An act of survival

INDONESIAN film Marlina the Murderer in Four Acts was greeted with standing ovations from its appreciative audiences and rave reviews from the critics at the prestigious Cannes film festival last year.

The film centres on a woman named Marlina (played by Marsha Timothy) from Sumba Island, who is working to save enough money to pay for a traditional burial for her late husband, whose mummified corpse lies in her living room.

Local gangster Markus (Egi Fedly) knocks on her door and coolly informs her that he and his gang will be robbing and raping her later. But first, they force her to cook chicken soup for them.

She puts poison into the chicken soup, killing the other gang members, and later beheading Markus when he tries to rape her.

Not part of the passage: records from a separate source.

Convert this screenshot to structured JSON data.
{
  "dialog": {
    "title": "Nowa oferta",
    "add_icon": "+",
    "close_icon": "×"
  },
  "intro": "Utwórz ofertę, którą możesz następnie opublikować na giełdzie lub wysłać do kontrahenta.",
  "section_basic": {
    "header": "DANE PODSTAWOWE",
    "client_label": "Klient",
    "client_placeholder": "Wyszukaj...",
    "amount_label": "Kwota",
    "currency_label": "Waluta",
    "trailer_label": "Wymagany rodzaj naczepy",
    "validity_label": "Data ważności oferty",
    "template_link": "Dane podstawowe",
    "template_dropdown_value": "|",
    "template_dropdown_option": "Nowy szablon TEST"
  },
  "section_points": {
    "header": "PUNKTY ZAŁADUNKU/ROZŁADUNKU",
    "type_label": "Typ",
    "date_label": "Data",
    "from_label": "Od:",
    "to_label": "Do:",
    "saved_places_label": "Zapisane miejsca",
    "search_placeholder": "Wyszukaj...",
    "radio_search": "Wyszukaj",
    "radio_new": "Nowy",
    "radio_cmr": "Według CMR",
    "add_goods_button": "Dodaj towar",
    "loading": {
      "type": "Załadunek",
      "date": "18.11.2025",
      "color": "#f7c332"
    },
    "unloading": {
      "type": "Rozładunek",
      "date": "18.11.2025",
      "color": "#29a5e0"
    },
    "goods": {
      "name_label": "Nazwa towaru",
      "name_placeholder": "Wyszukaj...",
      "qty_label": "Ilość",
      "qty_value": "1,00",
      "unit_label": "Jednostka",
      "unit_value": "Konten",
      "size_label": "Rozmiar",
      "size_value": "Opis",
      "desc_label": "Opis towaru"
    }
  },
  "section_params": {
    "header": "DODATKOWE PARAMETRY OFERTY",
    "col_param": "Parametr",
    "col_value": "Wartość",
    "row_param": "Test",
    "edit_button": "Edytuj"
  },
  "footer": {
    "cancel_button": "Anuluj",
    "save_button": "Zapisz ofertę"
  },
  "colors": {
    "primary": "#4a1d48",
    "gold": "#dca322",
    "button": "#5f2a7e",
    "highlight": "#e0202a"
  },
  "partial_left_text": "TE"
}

Carrying the severed head, she then begins a journey to the police station, which is miles away, to turn herself in.

Along the way, she meets with several people, raising questions about her actions and how the world sees her.

There’s an aura of feminism that envelopes this film. It cannot be denied that Marlina’s character has become a symbol of feminism in Indonesia.

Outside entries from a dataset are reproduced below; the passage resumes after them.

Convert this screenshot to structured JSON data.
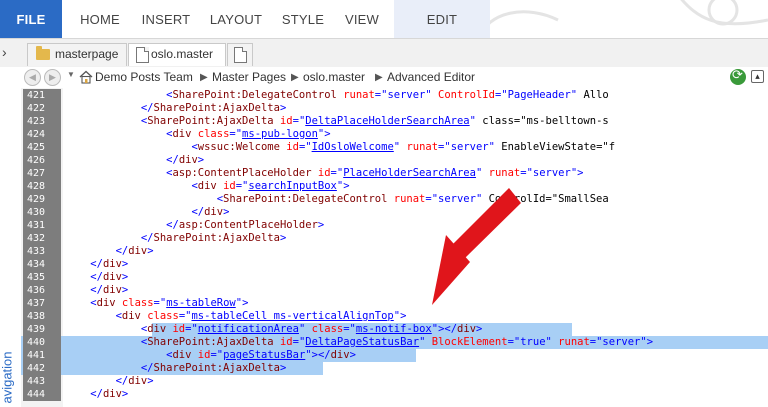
{
  "ribbon": {
    "tabs": [
      {
        "label": "FILE"
      },
      {
        "label": "HOME"
      },
      {
        "label": "INSERT"
      },
      {
        "label": "LAYOUT"
      },
      {
        "label": "STYLE"
      },
      {
        "label": "VIEW"
      },
      {
        "label": "EDIT"
      }
    ]
  },
  "doc_tabs": {
    "tabs": [
      {
        "label": "masterpage"
      },
      {
        "label": "oslo.master"
      }
    ]
  },
  "breadcrumb": {
    "items": [
      "Demo Posts Team",
      "Master Pages",
      "oslo.master",
      "Advanced Editor"
    ]
  },
  "left_nav": {
    "label": "avigation"
  },
  "code": {
    "lines": [
      {
        "n": "421",
        "text": "                <SharePoint:DelegateControl runat=\"server\" ControlId=\"PageHeader\" Allo"
      },
      {
        "n": "422",
        "text": "            </SharePoint:AjaxDelta>"
      },
      {
        "n": "423",
        "text": "            <SharePoint:AjaxDelta id=\"DeltaPlaceHolderSearchArea\" class=\"ms-belltown-s"
      },
      {
        "n": "424",
        "text": "                <div class=\"ms-pub-logon\">"
      },
      {
        "n": "425",
        "text": "                    <wssuc:Welcome id=\"IdOsloWelcome\" runat=\"server\" EnableViewState=\"f"
      },
      {
        "n": "426",
        "text": "                </div>"
      },
      {
        "n": "427",
        "text": "                <asp:ContentPlaceHolder id=\"PlaceHolderSearchArea\" runat=\"server\">"
      },
      {
        "n": "428",
        "text": "                    <div id=\"searchInputBox\">"
      },
      {
        "n": "429",
        "text": "                        <SharePoint:DelegateControl runat=\"server\" ControlId=\"SmallSea"
      },
      {
        "n": "430",
        "text": "                    </div>"
      },
      {
        "n": "431",
        "text": "                </asp:ContentPlaceHolder>"
      },
      {
        "n": "432",
        "text": "            </SharePoint:AjaxDelta>"
      },
      {
        "n": "433",
        "text": "        </div>"
      },
      {
        "n": "434",
        "text": "    </div>"
      },
      {
        "n": "435",
        "text": "    </div>"
      },
      {
        "n": "436",
        "text": "    </div>"
      },
      {
        "n": "437",
        "text": "    <div class=\"ms-tableRow\">"
      },
      {
        "n": "438",
        "text": "        <div class=\"ms-tableCell ms-verticalAlignTop\">"
      },
      {
        "n": "439",
        "text": "            <div id=\"notificationArea\" class=\"ms-notif-box\"></div>"
      },
      {
        "n": "440",
        "text": "            <SharePoint:AjaxDelta id=\"DeltaPageStatusBar\" BlockElement=\"true\" runat=\"server\">"
      },
      {
        "n": "441",
        "text": "                <div id=\"pageStatusBar\"></div>"
      },
      {
        "n": "442",
        "text": "            </SharePoint:AjaxDelta>"
      },
      {
        "n": "443",
        "text": "        </div>"
      },
      {
        "n": "444",
        "text": "    </div>"
      }
    ]
  },
  "colors": {
    "accent": "#2b6bc5",
    "selection": "#a8cff5",
    "tag": "#800000",
    "attribute": "#ff0000",
    "value": "#0000ff",
    "arrow": "#e0151b"
  }
}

In fact, during the recent Women’s March 2018 in Indonesia’s capital Jakarta, there were women who carried posters of the film and distributed chicken soup.

“The interesting part is if you come across someone like Marlina on an island like Sumba, she probably does not know what feminism is,” says the film’s director, Mouly Surya, in a recent interview with theSun.

“[But] any man or woman in her position will fight back. The film is all about survival.”

Mouly points out that the original idea for the film came from Garin Nugroho, another renowned Indonesian film director, who wanted her to direct the film.

Garin was interested to see how a female director would interpret his story. Together with producer Rama Adi, Mouly turned Garin’s five-page story idea into a full-length screenplay.

Mouly, at just 36, is considered one of the most prominent female filmmakers in Indonesia.

After graduating from Swinburne University in Melbourne, Australia, with a bachelor of arts in media and literature, she obtained a masters in film and television from Bond University, Queensland.

In addition to making films, the Jakarta-born director also teaches directing classes in Jakarta.

Originally, Mouly wanted to be a writer. But that dream changed when she got involved in an amateur film project in college.

In an interview with Indonesia’s Tatler magazine, she said: “When I had my first taste of directing films, I felt the same joy as when I was writing. But instead of writing with words, directing is writing with images.”

Her debut film, Fiksi (2008), which premiered at the 13th Busan International Film Festival, won numerous awards, including for best director at the Jakarta International Film Festival (JIFFEST).

Five years later, in 2013, she produced her second feature film, What They Do Not Talk About When They Talk About Love, which was shown in several prestigious international film festivals, such as the Sundance film festival and Hawaii film festival.

That film received the Netpac Award at the International Film Festival Rotterdam in the Netherlands.

While her first two films were shot in Jakarta, her birth city she is familiar with, Mouly decided to take a risk and shoot Marlina on the more remote Sumba Island.

It turned out to be a great decision, as the stark landscape is treated like another character in the film.

Another strength of the film lies with lead actress Marsha, who has given a powerful performance.

“We did not want to cast someone who is dominating,” Mouly recalls. “We wanted to cast someone who is vulnerable and has a tragic aura.”

When asked about her next project, Mouly says: “I really want to find a project I love, and which will elevate my film skill. It should be as strong as Marlina.”

I have no doubt that when she releases her next film, it will be another masterpiece.

Marlina the Murderer in Four Acts is now showing in selected cinemas nationwide.